Looking for a solid, low-commitment laugh and to avoid the real news at the same time? Satirical websites are great for two things: you don’t have to get through eleven seasons of episodes to feel satisfied, and the funny ones are really funny (if satire’s your thing). To be clear, this is not fake news in the pretending-to-be-actual-journalism-and-tricking-you-with-malicious-intent sense, but rather the it’s-a-joke-and-hopefully-you-recognize-that sense.
You’ve heard of it. America’s Finest News Source churns out witty and humorous and funny and comedic and even humorous comedy news spoof material. It started out of the University of Wisconsin-Madison and has bloomed into a beautiful and occasionally controversial news satire media company. It can be both smart and intentionally stupid and is a front-runner in the satirical news game.
Fancy a crumpet with your satirical bangers and mash? The Daily Mash, which sounds a lot like the Daily Mail, is a satirical news source from across the pond. It’s similar to The Onion, but it also has an advice column titled Agony aunt, and even a dating network titled Daily Mash Dates, although I’m not sure how legitimate that is. Check it out, and maybe make a fun comparison list of which of the two most culturally similar countries in the world, the U.K. and the U.S., is funnier. Fun!
There’s nothing like it. Clickhole’s voice is so unique and difficult to nail that it’s funny simply due to it reading like utter nonsense sometimes. The website is a parody of the Internet, especially the click-bait articles that populate the bottom of screens and the inane, often ridiculously subjective viral media that seems to dominate so much of the web. It churns out viral articles that you’ve probably seen on Facebook or somewhere else, but have at the website!
This one is so niche, it might just be satirizing one specific Brooklyn book store/human charcuterie board, and I am here for it. The aesthetic is its aesthetic, and reading McSweeney’s is like getting lost while walking on a straight cobblestoned path to a millinery where a whimsical little shopkeeper pins on you a button with a fun little phrase, for free. Neato!
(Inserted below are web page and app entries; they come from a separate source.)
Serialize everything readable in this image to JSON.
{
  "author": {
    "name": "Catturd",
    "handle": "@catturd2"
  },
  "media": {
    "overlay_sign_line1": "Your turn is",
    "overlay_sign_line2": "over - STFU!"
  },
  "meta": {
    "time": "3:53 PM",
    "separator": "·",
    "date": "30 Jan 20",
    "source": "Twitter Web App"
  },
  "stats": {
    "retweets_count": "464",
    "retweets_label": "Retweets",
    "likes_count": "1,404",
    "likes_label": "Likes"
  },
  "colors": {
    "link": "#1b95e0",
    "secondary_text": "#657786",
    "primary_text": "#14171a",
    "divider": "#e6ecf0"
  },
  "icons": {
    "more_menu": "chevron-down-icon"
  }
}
The Borowitz Report is not a standalone website, but rather a subset of the New Yorker, in which the magazine’s resident satirist Andy Borowitz writes New Yorker-level articles that are specifically “not the news.” It’s not as prolific as the other sites, but each article is packed with some real good funnies. Reading the Borowitz Report is not only entertaining but at the end of each article, you get to do the kind of haughty, all-knowing laugh that until recently was reserved only for first class customers about to send back their crap quality complimentary champagne.